By Lisa Vaas  |  Posted 2003-04-28 Email Print this article Print
 
 
 
 
 
 
 

Also at Oracle Users conference, HP announces pricing deal for customers who buy Oracle software with HP hardware.

IOUG Live! conference attendees on Monday were greeted with two pieces of good news: that Hewlett-Packard Co. is chopping an incremental 20 percent off of hardware when customers purchase Oracle Corp. software with HP hardware, and that Oracles Oracle9i database is easier to use than IBMs DB2. The news was announced at keynotes that kicked off the International Oracle Users Group conference, an event that was expected to draw more than 2,000 DBAs (database administrators). In a morning keynote, E.J. Bodnar, director of marketing for HP Americas Business Critical Systems, announced a pricing deal that would take an incremental 20 percent off of combined HP/Oracle hardware and software purchases.
Speaking with eWEEK before his keynote, Bodnar said that the price cut for joint customers was HPs way of helping customers who are looking to consolidate. "Customers are looking to do more for less," he said. "Were very focused and have had success in helping those customers consolidate on databases, servers and storage."
In separate news, according to a new study, Oracle9i beat out IBMs DB2 when it comes to manageability, Oracle Senior Vice President Andrew Mendelsohn was expected to announce in his afternoon keynote. The study was conducted by independent research firm Rauch Associates Inc. It found that Oracle DBAs (database administrators) required 54 percent less time than their DB2 counterparts to perform equivalent jobs. Also, the study found that Oracle9i is easier to manage, requiring 41 percent less administrative steps than DB2. In a statement released before the keynote, Rauch Associates CEO Ken Rauch said that such efficiency could result in cost savings of up to $37,054 per DBA in the first year of ownership. "Manageability cost differences of this magnitude continue to be a major database purchasing requirement for customers," said Rauch in the statement. "Choosing the right database that will make daily database administration tasks simpler, faster and less error-prone for DBAs directly impacts a companys ability to save costs in IT staffing and management." According to the study, titled "Comparison of Management Cost of Ownership: Oracle9i Database Release 2 and IBM DB2 v8.1," Oracle9i beat out DB2 in the areas of self-tuning, simplification of complex management functions, increased automation of routine tasks, and sophisticated management tools. The study measured management costs for time and effort required to complete 12 basic database management tasks having to do with database setup and configuration, ongoing database administration, performance tuning, and backup and recovery.


 
 
 
 
Lisa Vaas is News Editor/Operations for eWEEK.com and also serves as editor of the Database topic center. Since 1995, she has also been a Webcast news show anchorperson and a reporter covering the IT industry. She has focused on customer relationship management technology, IT salaries and careers, effects of the H1-B visa on the technology workforce, wireless technology, security, and, most recently, databases and the technologies that touch upon them. Her articles have appeared in eWEEK's print edition, on eWEEK.com, and in the startup IT magazine PC Connection. Prior to becoming a journalist, Vaas experienced an array of eye-opening careers, including driving a cab in Boston, photographing cranky babies in shopping malls, selling cameras, typography and computer training. She stopped a hair short of finishing an M.A. in English at the University of Massachusetts in Boston. She earned a B.S. in Communications from Emerson College. She runs two open-mic reading series in Boston and currently keeps bees in her home in Mashpee, Mass.
 
 
 
 
 
 
 

Submit a Comment

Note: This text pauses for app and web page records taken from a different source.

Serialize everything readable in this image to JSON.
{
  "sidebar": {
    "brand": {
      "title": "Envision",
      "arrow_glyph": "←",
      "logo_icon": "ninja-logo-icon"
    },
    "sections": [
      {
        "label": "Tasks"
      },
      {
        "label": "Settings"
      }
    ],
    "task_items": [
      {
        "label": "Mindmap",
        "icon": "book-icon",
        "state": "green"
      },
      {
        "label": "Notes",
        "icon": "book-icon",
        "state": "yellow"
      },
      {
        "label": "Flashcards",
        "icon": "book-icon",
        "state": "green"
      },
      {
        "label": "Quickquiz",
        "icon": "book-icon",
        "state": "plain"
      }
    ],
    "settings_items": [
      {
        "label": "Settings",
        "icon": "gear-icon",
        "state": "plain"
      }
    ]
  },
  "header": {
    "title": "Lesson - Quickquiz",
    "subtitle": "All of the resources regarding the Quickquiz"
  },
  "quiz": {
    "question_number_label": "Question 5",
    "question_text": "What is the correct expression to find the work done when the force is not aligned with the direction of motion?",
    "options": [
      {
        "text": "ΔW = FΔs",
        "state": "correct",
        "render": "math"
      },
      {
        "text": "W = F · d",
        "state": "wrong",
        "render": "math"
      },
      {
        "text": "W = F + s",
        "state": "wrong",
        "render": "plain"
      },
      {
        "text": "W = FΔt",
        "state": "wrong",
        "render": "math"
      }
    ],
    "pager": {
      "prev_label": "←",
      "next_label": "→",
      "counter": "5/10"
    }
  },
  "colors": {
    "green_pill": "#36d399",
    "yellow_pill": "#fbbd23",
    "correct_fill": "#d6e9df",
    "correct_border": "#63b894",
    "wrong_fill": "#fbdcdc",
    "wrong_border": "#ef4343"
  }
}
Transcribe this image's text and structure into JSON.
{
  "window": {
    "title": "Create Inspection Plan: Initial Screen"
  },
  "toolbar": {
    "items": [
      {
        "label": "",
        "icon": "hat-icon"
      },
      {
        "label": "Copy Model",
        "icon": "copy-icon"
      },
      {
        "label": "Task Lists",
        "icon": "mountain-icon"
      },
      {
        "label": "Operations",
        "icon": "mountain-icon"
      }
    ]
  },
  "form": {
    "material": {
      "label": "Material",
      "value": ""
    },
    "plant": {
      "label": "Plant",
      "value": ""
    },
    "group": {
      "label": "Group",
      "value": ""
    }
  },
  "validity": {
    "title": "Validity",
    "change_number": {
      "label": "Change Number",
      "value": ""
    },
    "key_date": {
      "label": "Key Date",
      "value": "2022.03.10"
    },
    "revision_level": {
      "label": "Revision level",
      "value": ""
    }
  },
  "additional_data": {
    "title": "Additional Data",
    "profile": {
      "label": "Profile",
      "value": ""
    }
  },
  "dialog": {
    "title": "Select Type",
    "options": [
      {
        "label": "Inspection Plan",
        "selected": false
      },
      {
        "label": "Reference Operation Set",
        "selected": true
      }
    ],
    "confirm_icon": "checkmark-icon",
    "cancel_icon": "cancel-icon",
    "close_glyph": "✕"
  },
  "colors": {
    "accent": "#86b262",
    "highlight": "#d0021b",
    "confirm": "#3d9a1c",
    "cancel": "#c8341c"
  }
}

Loading Comments...

 
Manage your Newsletters: Login   Register My Newsletters























 
 
 
 
 
 
 
 
 
 
 
Rocket Fuel